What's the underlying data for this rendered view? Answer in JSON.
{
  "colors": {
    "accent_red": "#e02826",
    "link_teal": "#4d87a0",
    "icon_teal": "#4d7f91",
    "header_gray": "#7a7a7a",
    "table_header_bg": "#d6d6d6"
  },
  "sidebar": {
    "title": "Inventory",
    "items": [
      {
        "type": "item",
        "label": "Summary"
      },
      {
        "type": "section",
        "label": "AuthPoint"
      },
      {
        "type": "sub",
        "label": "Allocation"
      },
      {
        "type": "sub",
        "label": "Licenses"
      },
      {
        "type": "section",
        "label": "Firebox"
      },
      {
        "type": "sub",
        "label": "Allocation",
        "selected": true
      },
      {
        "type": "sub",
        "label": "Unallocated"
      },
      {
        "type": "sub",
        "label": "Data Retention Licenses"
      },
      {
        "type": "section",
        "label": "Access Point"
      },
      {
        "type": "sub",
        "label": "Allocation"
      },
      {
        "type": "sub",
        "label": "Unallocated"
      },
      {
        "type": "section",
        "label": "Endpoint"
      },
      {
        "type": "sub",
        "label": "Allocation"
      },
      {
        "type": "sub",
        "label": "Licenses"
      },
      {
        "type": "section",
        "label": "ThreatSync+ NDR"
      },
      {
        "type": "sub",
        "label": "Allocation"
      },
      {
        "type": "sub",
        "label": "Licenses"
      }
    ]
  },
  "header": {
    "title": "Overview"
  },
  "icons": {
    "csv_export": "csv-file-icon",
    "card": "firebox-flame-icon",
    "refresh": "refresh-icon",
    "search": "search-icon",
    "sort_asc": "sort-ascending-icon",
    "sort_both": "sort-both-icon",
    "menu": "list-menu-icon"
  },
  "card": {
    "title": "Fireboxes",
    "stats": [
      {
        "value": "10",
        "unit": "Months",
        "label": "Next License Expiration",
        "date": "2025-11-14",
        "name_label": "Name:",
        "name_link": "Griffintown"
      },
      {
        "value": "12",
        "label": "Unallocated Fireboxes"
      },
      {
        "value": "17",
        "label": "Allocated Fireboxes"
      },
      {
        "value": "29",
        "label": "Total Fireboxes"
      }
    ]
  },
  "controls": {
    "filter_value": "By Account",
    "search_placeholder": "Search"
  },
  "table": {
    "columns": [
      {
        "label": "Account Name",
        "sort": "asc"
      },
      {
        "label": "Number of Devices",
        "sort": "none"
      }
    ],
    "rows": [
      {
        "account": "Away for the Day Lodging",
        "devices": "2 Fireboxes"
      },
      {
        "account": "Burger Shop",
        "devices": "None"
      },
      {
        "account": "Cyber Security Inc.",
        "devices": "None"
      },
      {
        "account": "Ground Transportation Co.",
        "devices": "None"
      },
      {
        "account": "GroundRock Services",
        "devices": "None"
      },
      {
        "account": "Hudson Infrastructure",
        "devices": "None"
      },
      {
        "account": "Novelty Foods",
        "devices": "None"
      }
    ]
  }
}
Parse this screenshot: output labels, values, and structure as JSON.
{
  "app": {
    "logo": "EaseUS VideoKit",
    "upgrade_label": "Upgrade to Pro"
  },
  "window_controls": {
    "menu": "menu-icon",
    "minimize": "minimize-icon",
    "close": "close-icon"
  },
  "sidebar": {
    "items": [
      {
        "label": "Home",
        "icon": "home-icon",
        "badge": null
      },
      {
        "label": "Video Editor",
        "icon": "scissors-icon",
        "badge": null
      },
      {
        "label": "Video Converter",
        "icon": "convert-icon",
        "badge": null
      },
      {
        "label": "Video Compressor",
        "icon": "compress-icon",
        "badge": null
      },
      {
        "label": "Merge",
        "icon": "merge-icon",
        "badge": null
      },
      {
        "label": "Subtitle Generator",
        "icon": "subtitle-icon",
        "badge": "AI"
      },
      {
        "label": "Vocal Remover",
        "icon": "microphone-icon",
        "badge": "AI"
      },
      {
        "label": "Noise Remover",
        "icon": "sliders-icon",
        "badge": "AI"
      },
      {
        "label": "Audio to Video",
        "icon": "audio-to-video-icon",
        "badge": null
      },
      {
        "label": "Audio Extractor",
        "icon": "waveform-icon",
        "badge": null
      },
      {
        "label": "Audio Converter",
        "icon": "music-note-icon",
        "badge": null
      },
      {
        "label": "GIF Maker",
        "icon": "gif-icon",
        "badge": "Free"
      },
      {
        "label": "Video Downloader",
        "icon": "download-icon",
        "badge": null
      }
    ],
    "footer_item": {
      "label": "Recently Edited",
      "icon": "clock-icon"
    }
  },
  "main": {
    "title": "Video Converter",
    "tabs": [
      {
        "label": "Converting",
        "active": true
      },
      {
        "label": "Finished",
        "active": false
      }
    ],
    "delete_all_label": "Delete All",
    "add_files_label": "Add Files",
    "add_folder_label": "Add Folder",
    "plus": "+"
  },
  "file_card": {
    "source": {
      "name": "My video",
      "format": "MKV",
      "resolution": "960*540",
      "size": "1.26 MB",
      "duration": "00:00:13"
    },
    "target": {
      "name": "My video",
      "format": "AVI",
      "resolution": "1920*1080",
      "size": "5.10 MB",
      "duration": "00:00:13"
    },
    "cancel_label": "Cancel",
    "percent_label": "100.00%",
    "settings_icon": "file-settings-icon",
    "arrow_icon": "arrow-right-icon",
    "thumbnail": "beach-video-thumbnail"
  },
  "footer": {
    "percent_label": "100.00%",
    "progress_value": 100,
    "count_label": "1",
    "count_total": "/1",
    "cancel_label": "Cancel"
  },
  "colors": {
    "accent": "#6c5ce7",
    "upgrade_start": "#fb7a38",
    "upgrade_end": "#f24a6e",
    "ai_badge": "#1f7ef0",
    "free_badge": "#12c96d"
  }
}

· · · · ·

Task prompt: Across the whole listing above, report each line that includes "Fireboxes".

Response area:
    "title": "Fireboxes",
        "label": "Unallocated Fireboxes"
        "label": "Allocated Fireboxes"
        "label": "Total Fireboxes"
        "devices": "2 Fireboxes"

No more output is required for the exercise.